## [Your task]
Go through the data below and return each line where the string "structured" appears.

---

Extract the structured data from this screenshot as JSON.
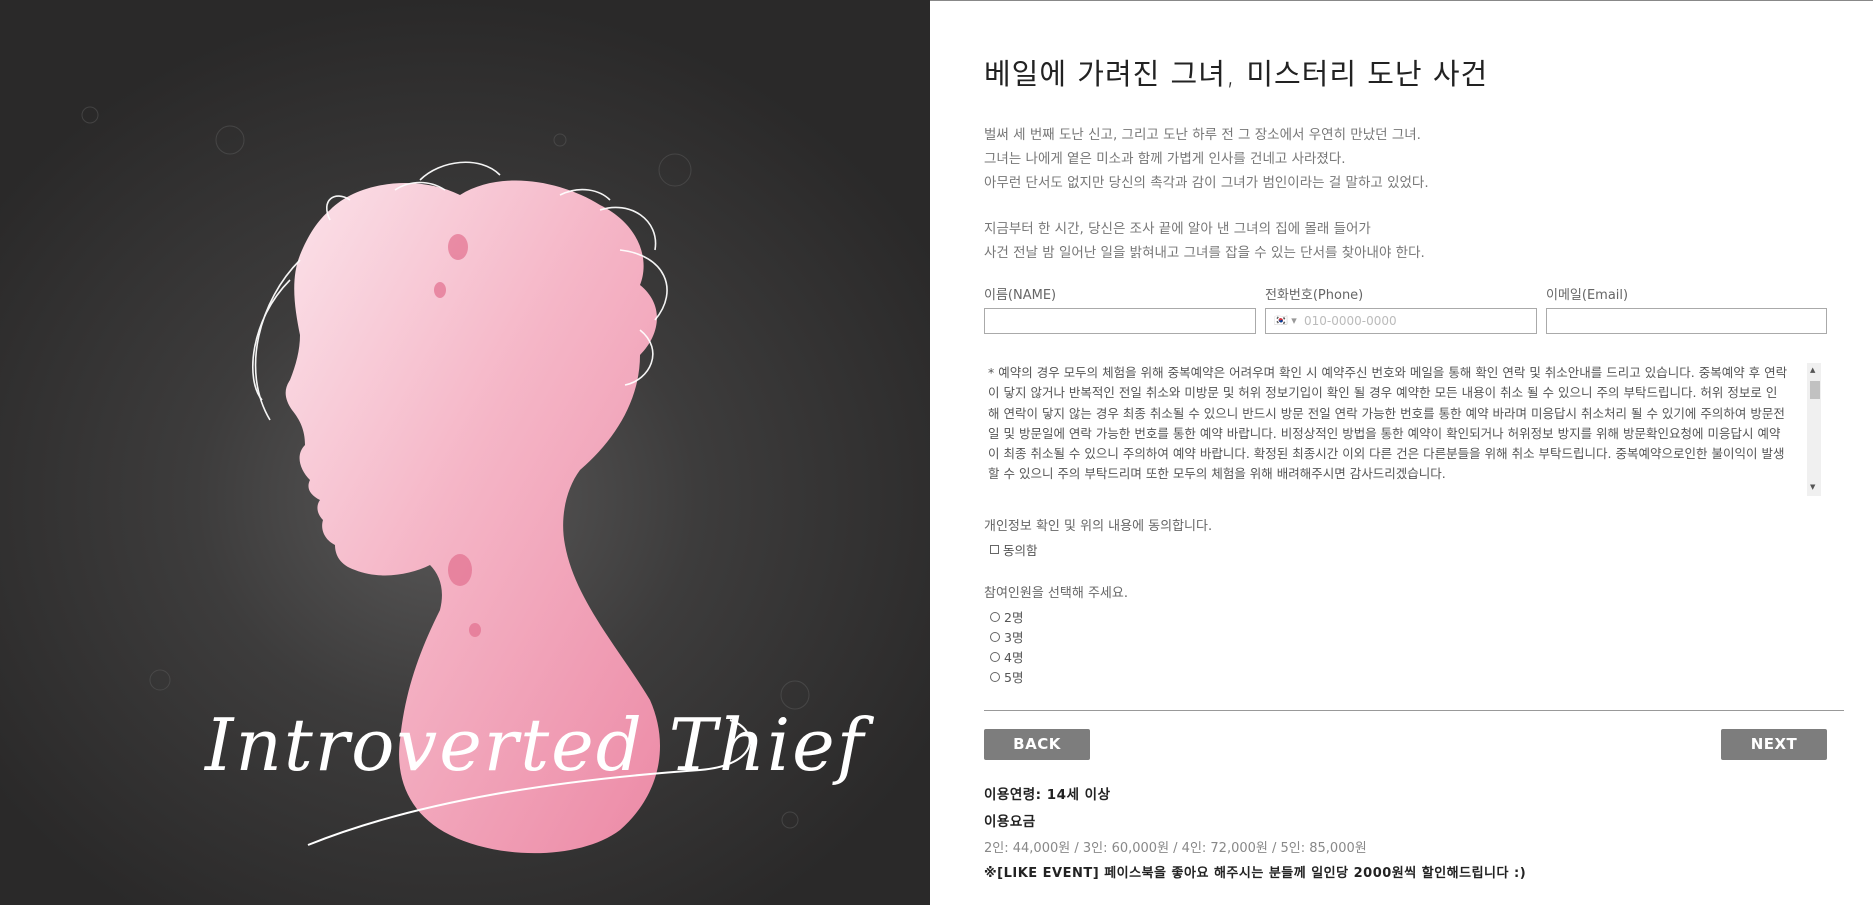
{
  "hero": {
    "script_title": "Introverted Thief"
  },
  "form": {
    "title": "베일에 가려진 그녀, 미스터리 도난 사건",
    "intro_lines": [
      "벌써 세 번째 도난 신고, 그리고 도난 하루 전 그 장소에서 우연히 만났던 그녀.",
      "그녀는 나에게 옅은 미소과 함께 가볍게 인사를 건네고 사라졌다.",
      "아무런 단서도 없지만 당신의 촉각과 감이 그녀가 범인이라는 걸 말하고 있었다."
    ],
    "mission_lines": [
      "지금부터 한 시간, 당신은 조사 끝에 알아 낸 그녀의 집에 몰래 들어가",
      "사건 전날 밤 일어난 일을 밝혀내고 그녀를 잡을 수 있는 단서를 찾아내야 한다."
    ],
    "name_label": "이름(NAME)",
    "phone_label": "전화번호(Phone)",
    "phone_placeholder": "010-0000-0000",
    "phone_country": "🇰🇷",
    "email_label": "이메일(Email)",
    "terms_text": "* 예약의 경우 모두의 체험을 위해 중복예약은 어려우며 확인 시 예약주신 번호와 메일을 통해 확인 연락 및 취소안내를 드리고 있습니다. 중복예약 후 연락이 닿지 않거나 반복적인 전일 취소와 미방문 및 허위 정보기입이 확인 될 경우 예약한 모든 내용이 취소 될 수 있으니 주의 부탁드립니다. 허위 정보로 인해 연락이 닿지 않는 경우 최종 취소될 수 있으니 반드시 방문 전일 연락 가능한 번호를 통한 예약 바라며 미응답시 취소처리 될 수 있기에 주의하여 방문전일 및 방문일에 연락 가능한 번호를 통한 예약 바랍니다. 비정상적인 방법을 통한 예약이 확인되거나 허위정보 방지를 위해 방문확인요청에 미응답시 예약이 최종 취소될 수 있으니 주의하여 예약 바랍니다. 확정된 최종시간 이외 다른 건은 다른분들을 위해 취소 부탁드립니다. 중복예약으로인한 불이익이 발생할 수 있으니 주의 부탁드리며 또한 모두의 체험을 위해 배려해주시면 감사드리겠습니다.",
    "consent_question": "개인정보 확인 및 위의 내용에 동의합니다.",
    "consent_option": "동의함",
    "people_question": "참여인원을 선택해 주세요.",
    "people_options": [
      "2명",
      "3명",
      "4명",
      "5명"
    ],
    "back_label": "BACK",
    "next_label": "NEXT",
    "age_info": "이용연령: 14세 이상",
    "fee_title": "이용요금",
    "fee_text": "2인: 44,000원 / 3인: 60,000원 / 4인: 72,000원 / 5인: 85,000원",
    "event_text": "※[LIKE EVENT] 페이스북을 좋아요 해주시는 분들께 일인당 2000원씩 할인해드립니다 :)"
  },
  "colors": {
    "hero_bg": "#3a3939",
    "silhouette": "#f2a9bd",
    "button": "#7d7d7d"
  }
}
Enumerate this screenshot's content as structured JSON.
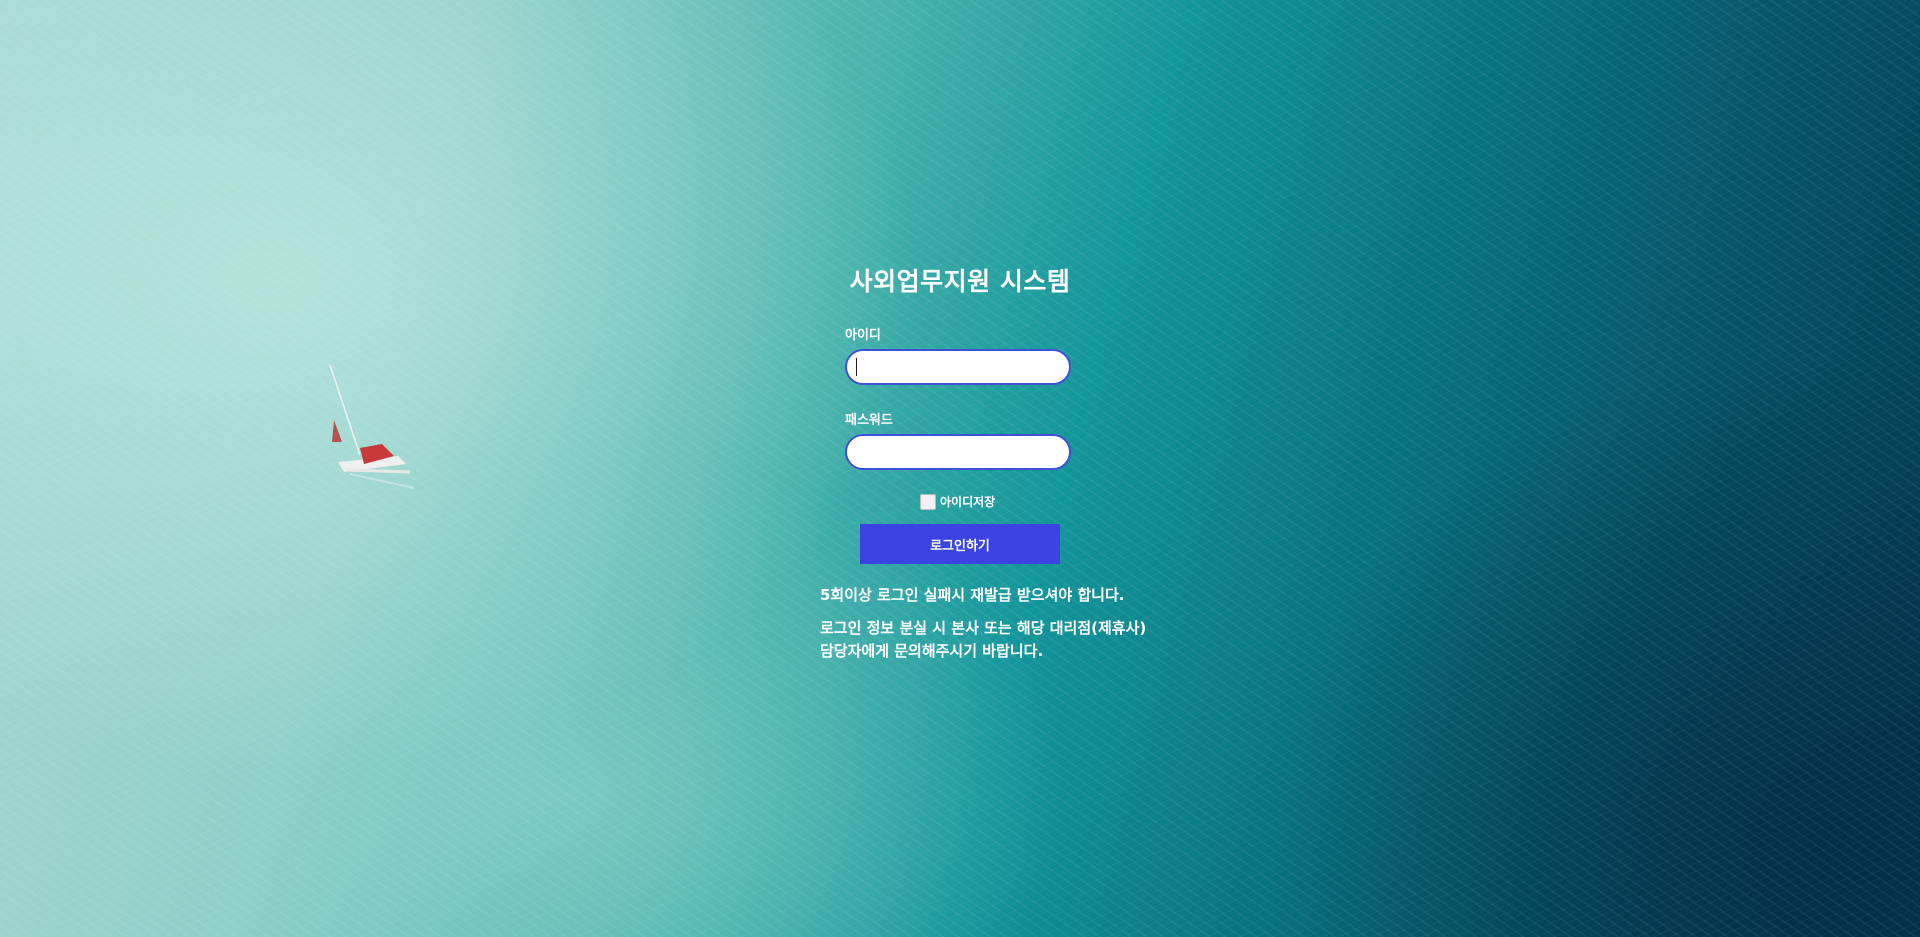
{
  "page": {
    "title": "사외업무지원 시스템"
  },
  "form": {
    "id_label": "아이디",
    "id_value": "",
    "password_label": "패스워드",
    "password_value": "",
    "remember_label": "아이디저장",
    "remember_checked": false,
    "login_button": "로그인하기"
  },
  "notices": [
    "5회이상 로그인 실패시 재발급 받으셔야 합니다.",
    "로그인 정보 분실 시 본사 또는 해당 대리점(제휴사) 담당자에게 문의해주시기 바랍니다."
  ],
  "colors": {
    "button": "#3b43e2",
    "input_border": "#3f4fd6",
    "text": "#ffffff"
  }
}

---

## [Response box]
Extract the structured data from this screenshot as JSON.
Enumerate this screenshot's content as structured JSON.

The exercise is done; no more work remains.